The Jeff Ward Show
Florida preserve is raising wolves to be accustomed to humans... and visitors can mingle with a wolf pack for $25
Owners of Seacrest Wolf Preserve in northern Florida have been raising their wolves to become accustomed to humans - and for a $25 fee, visitors can mingle with a pack.
Cynthia and Wayne Watkins' preserve is billed as the largest such facility in the Southeast.
It lets wolves become ambassadors for their species, they say, and helps people become advocates for wolves.
'We offer one of the rarest opportunities in the world for humans to see wolves up close and personal,' Cynthia Watkins says.
The Watkinses estimate that Seacrest, near the small town of Chipley, gets 10,000 visitors a year.
But some wolf experts worry that Seacrest may be allowing wolves and humans to get too close.
Dave Mech, a senior research assistant with the U.S. Geological Survey who has spent decades studying wolves, says allowing visitors to enter a wolf pack enclosure isn't safe.
'They are still unpredictable because they are wild animals,' he said. 'Wolves are not like dogs. Dogs have been domesticated for thousands of years and that unpredictability and wildness is taken out of them because of the breeding.'

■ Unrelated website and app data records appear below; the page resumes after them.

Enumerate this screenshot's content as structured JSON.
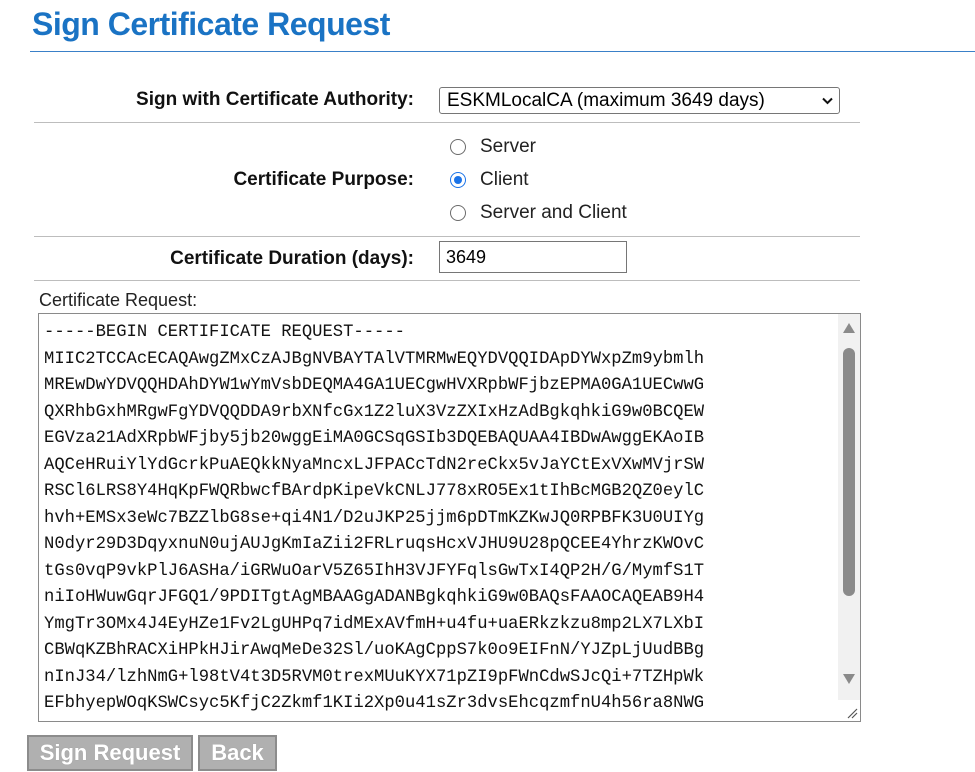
{
  "page": {
    "title": "Sign Certificate Request"
  },
  "form": {
    "ca_label": "Sign with Certificate Authority:",
    "ca_selected": "ESKMLocalCA (maximum 3649 days)",
    "purpose_label": "Certificate Purpose:",
    "purpose_options": [
      {
        "label": "Server",
        "checked": false
      },
      {
        "label": "Client",
        "checked": true
      },
      {
        "label": "Server and Client",
        "checked": false
      }
    ],
    "duration_label": "Certificate Duration (days):",
    "duration_value": "3649",
    "request_label": "Certificate Request:",
    "request_text": "-----BEGIN CERTIFICATE REQUEST-----\nMIIC2TCCAcECAQAwgZMxCzAJBgNVBAYTAlVTMRMwEQYDVQQIDApDYWxpZm9ybmlh\nMREwDwYDVQQHDAhDYW1wYmVsbDEQMA4GA1UECgwHVXRpbWFjbzEPMA0GA1UECwwG\nQXRhbGxhMRgwFgYDVQQDDA9rbXNfcGx1Z2luX3VzZXIxHzAdBgkqhkiG9w0BCQEW\nEGVza21AdXRpbWFjby5jb20wggEiMA0GCSqGSIb3DQEBAQUAA4IBDwAwggEKAoIB\nAQCeHRuiYlYdGcrkPuAEQkkNyaMncxLJFPACcTdN2reCkx5vJaYCtExVXwMVjrSW\nRSCl6LRS8Y4HqKpFWQRbwcfBArdpKipeVkCNLJ778xRO5Ex1tIhBcMGB2QZ0eylC\nhvh+EMSx3eWc7BZZlbG8se+qi4N1/D2uJKP25jjm6pDTmKZKwJQ0RPBFK3U0UIYg\nN0dyr29D3DqyxnuN0ujAUJgKmIaZii2FRLruqsHcxVJHU9U28pQCEE4YhrzKWOvC\ntGs0vqP9vkPlJ6ASHa/iGRWuOarV5Z65IhH3VJFYFqlsGwTxI4QP2H/G/MymfS1T\nniIoHWuwGqrJFGQ1/9PDITgtAgMBAAGgADANBgkqhkiG9w0BAQsFAAOCAQEAB9H4\nYmgTr3OMx4J4EyHZe1Fv2LgUHPq7idMExAVfmH+u4fu+uaERkzkzu8mp2LX7LXbI\nCBWqKZBhRACXiHPkHJirAwqMeDe32Sl/uoKAgCppS7k0o9EIFnN/YJZpLjUudBBg\nnInJ34/lzhNmG+l98tV4t3D5RVM0trexMUuKYX71pZI9pFWnCdwSJcQi+7TZHpWk\nEFbhyepWOqKSWCsyc5KfjC2Zkmf1KIi2Xp0u41sZr3dvsEhcqzmfnU4h56ra8NWG"
  },
  "buttons": {
    "sign": "Sign Request",
    "back": "Back"
  },
  "colors": {
    "title": "#1a73c4",
    "radio_accent": "#1a73e8",
    "button_disabled": "#b0b0b0"
  }
}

A worker was attacked and killed by a pack of wolves in 2012 at a wildlife park in Sweden. A Canadian biologist was killed by wolves at the Haliburton Forest & Wild Life Preserve in 1996.